Peering inside the nasal cavity, you can see the nasal septum. Additionally, the lateral walls of the nasal cavity have three shelves called nasal conchae that project in toward the septum. The superior portion of the bony nasal cavity has small holes that open into the anterior cranial fossa through the cribriform plate of the ethmoid bone to transmit the olfactory nerves from the nose up to the brain.

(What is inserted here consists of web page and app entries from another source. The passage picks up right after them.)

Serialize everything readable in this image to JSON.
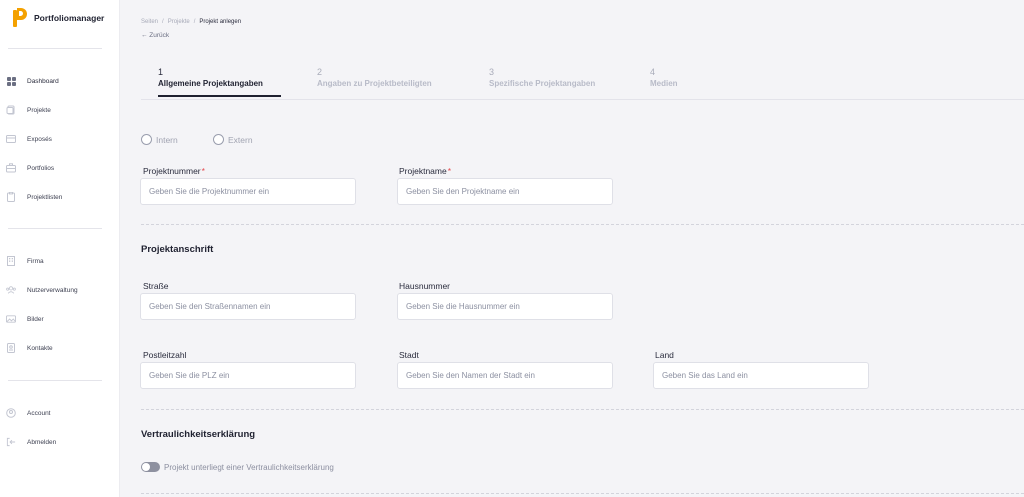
{
  "app": {
    "name": "Portfoliomanager",
    "brand_color": "#f4a100"
  },
  "sidebar": {
    "groups": [
      [
        {
          "label": "Dashboard",
          "icon": "dashboard-icon"
        },
        {
          "label": "Projekte",
          "icon": "projects-icon"
        },
        {
          "label": "Exposés",
          "icon": "expose-icon"
        },
        {
          "label": "Portfolios",
          "icon": "portfolio-icon"
        },
        {
          "label": "Projektlisten",
          "icon": "list-icon"
        }
      ],
      [
        {
          "label": "Firma",
          "icon": "building-icon"
        },
        {
          "label": "Nutzerverwaltung",
          "icon": "users-icon"
        },
        {
          "label": "Bilder",
          "icon": "image-icon"
        },
        {
          "label": "Kontakte",
          "icon": "contact-icon"
        }
      ],
      [
        {
          "label": "Account",
          "icon": "account-icon"
        },
        {
          "label": "Abmelden",
          "icon": "logout-icon"
        }
      ]
    ]
  },
  "breadcrumb": {
    "items": [
      "Seiten",
      "Projekte",
      "Projekt anlegen"
    ],
    "back": "← Zurück"
  },
  "steps": [
    {
      "num": "1",
      "label": "Allgemeine Projektangaben",
      "active": true
    },
    {
      "num": "2",
      "label": "Angaben zu Projektbeteiligten",
      "active": false
    },
    {
      "num": "3",
      "label": "Spezifische Projektangaben",
      "active": false
    },
    {
      "num": "4",
      "label": "Medien",
      "active": false
    }
  ],
  "form": {
    "type_options": [
      "Intern",
      "Extern"
    ],
    "projektnummer": {
      "label": "Projektnummer",
      "required_mark": "*",
      "placeholder": "Geben Sie die Projektnummer ein"
    },
    "projektname": {
      "label": "Projektname",
      "required_mark": "*",
      "placeholder": "Geben Sie den Projektname ein"
    },
    "address_title": "Projektanschrift",
    "strasse": {
      "label": "Straße",
      "placeholder": "Geben Sie den Straßennamen ein"
    },
    "hausnummer": {
      "label": "Hausnummer",
      "placeholder": "Geben Sie die Hausnummer ein"
    },
    "plz": {
      "label": "Postleitzahl",
      "placeholder": "Geben Sie die PLZ ein"
    },
    "stadt": {
      "label": "Stadt",
      "placeholder": "Geben Sie den Namen der Stadt ein"
    },
    "land": {
      "label": "Land",
      "placeholder": "Geben Sie das Land ein"
    },
    "confidential_title": "Vertraulichkeitserklärung",
    "confidential_toggle": "Projekt unterliegt einer Vertraulichkeitserklärung"
  }
}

The septum is formed from the vomer bone and a portion of the ethmoid bone as well as the fibrocartilaginous part of the septum (Fig. 27-2). The inferior portion or floor of the cavity is formed from the bones of the hard palate, which are the palatal processes of the maxillae and the horizontal portion of the palatine bones. The most complicated portion of the nasal cavity is its lateral walls. The upper half to two thirds of the lateral wall of the cavity is formed from parts of the ethmoid bone. It consists of the wall and two shelflike structures known as the superior and middle nasal conchae. The lower part of the lateral walls are formed by portions of the maxillae. At the point where the maxillae and the ethmoid bone meet in the lateral wall, there is a third medial projection, which is a separate bone itself, known as the inferior nasal concha (Fig. 27-3).
As you reach the posterior part of the nasal septum, you come to an area known as the choana, or posterior nasal aperture. Posterior to this is the nasal pharynx, which is discussed in Chapter 31. The posterior-superior part of the nasal cavity is composed of a portion of the body of the sphenoid bone where it meets the ethmoid bone and is known as the sphenoethmoidal recess. Visualizing this from a sagittal view of a skull, the sphenoidal sinus is below the pituitary fossa.

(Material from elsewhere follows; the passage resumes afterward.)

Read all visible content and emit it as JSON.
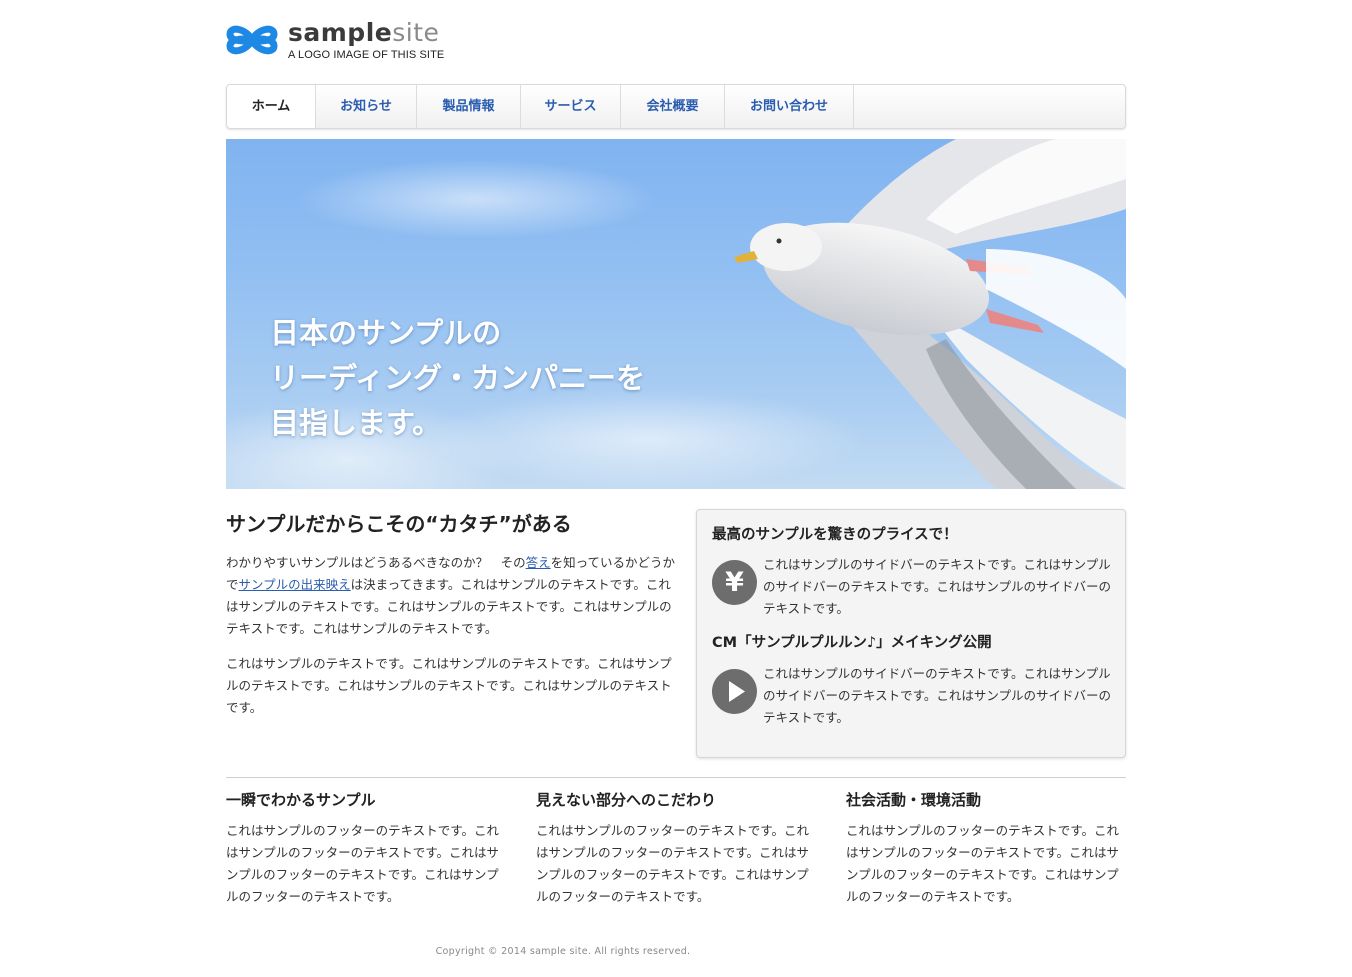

Recall from Chapter 17 on epithelial tissues that there is one type of epithelium known as pseudostratified columnar epithelium with goblet cells. This epithelial tissue is usually called respiratory epithelium because it is primarily found in the respiratory tract. (You should be aware by now that the nasal cavity is the beginning of the respiratory tract or system.) The epithelium has many hairlike projections known as cilia that move in a synchronized beating pattern toward the anterior portion of the nasal cavity. The tiny goblet cells secrete a sticky mucous substance onto the cilia, trapping contaminants as they enter the nasal cavity and moving them toward the front where they are removed by blowing the nose; during sleep, this mucus may flow backward as postnasal drip. For this mechanism to be successful it is important to have as much surface area as possible in the nasal cavity. The conchae help accomplish that.
The epithelium in the roof of the nasal cavity and coming down onto the upper surface of the superior concha and upper nasal septum is modified and has nerve fibers that perceive odors. This is called olfactory epithelium./>